“It’s a questionable move, mainly because of the level of tracking involved and the fact it’s unencrypted. That means it’s potentially open to interception from both hackers and even the government. The NSA is one example of an organization that has been known to use Google’s cookies to identify users. There is an option to opt out of using Verizon’s supercookie, which seems advisable at this point in time, but it is automatically turned on by default on all new Verizon phones.”
Facebook is bringing Doodle, its method for annotating pictures to its main app. The feature lets you draw on pictures you’ve uploaded to Facebook.
To use Doodle, you upload a picture, click edit, and start drawing. It’s that simple. There’s even a slider that shows up on the right side of the screen to add color to you creations.
This is the first time image annotation has come to the main app. Doodle is reportedly rolling out across both iOS and Android, so be on the lookout for an update.
I dunno. I suppose this could be fun. Sort of. I can’t draw my way out of a wet paper bag, though. I think I’ll ignore and save my FB friends the horror.
Twitter launched its long awaited curated news product Moments this week, and I think I slept through that one. Seriously, I glaze over now when I see “Twitter” and “changes” in a headline.
In case you missed it, here’s what Moments is: “Moments is entirely focused on helping people find and digest great content and stories, on any topic. This experience reflects many of the same fundamental attributes that make Twitter so powerful for marketers today—reaching an audience of people who are in a mindset to discover new information, ideas, and stories. With the immersive media canvas within Moments, we believe there will be many opportunities for brands to integrate content and stories in the future.”
And, as the almighty dollar rules all, here’s what Moments is set to become, according to a Twitter spokesperson: “Promoted Moments will give brands the opportunity to tell complete stories in the multimedia format, which is especially immersive on mobile devices.

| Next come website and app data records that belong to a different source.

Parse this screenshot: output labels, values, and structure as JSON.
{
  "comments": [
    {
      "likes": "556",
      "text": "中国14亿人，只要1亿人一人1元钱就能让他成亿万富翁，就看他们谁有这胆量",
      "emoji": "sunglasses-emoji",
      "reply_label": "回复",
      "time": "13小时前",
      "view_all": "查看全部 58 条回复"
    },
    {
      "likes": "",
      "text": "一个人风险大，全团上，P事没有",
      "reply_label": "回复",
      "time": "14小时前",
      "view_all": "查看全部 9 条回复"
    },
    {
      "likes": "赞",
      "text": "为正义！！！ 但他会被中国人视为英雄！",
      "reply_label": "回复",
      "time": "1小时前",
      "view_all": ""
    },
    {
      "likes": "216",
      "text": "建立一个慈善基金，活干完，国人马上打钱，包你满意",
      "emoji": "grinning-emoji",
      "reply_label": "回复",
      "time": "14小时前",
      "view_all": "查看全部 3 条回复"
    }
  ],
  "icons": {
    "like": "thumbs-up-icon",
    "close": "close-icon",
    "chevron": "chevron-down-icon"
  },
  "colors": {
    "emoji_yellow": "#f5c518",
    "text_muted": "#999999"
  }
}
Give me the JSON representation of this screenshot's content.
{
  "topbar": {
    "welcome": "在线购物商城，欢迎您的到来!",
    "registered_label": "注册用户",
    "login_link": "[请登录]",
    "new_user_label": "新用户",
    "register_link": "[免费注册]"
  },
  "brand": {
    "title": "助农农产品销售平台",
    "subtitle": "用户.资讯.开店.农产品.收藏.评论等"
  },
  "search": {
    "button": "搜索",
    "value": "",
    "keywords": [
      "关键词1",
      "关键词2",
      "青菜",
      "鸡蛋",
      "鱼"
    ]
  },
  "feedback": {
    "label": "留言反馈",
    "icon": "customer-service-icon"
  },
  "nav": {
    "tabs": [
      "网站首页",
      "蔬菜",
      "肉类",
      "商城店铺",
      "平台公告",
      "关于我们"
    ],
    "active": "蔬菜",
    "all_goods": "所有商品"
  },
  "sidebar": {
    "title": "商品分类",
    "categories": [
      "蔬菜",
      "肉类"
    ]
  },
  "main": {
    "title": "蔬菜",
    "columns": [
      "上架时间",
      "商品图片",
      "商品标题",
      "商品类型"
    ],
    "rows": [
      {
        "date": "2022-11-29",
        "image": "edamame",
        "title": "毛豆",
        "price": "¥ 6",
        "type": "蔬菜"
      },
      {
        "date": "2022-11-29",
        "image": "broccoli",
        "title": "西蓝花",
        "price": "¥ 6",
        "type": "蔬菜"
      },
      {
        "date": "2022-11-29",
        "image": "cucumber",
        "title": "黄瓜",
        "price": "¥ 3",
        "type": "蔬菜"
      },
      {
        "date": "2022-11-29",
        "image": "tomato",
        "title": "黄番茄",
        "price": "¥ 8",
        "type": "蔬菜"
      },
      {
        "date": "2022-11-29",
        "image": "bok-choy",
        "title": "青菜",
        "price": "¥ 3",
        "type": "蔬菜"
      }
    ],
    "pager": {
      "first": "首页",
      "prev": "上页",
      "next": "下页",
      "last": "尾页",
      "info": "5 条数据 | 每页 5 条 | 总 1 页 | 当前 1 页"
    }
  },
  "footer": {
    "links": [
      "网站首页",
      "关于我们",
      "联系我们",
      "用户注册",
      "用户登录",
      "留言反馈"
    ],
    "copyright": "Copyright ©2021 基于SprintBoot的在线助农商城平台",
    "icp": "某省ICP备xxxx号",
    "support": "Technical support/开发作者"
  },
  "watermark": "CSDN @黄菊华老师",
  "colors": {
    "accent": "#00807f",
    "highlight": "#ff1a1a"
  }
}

They will be tested in a range of topics, including real-time events, seasonally relevant stories and “authentic narratives around a brand’s values.” Promoted Moments will be given prominent placement within the guide of the day’s top Moments and run for 24 hours — similar to the way the Promoted Trend is placed within the Trending Topics list.”
“We’re just beginning to test this with brands — so we expect to learn a lot from these tests and understand how consumers react,” the spokesperson added. “This means things may change. There are so many possibilities for brands here — but we’re starting slowly to ensure we learn from what users like best in this environment.”
These Promoted Moments are set to roll out soon—like, in weeks, not months.
Periscope now has an On Air button you can embed on your website that lets everyone know when you’re broadcasting live. To get the button, enter your Periscope username into Periscope’s button generator, and it creates a code which allows you to place the button onto a webpage.
Periscope’s On Air button also comes in two sizes, and automatically toggles when a broadcast goes live.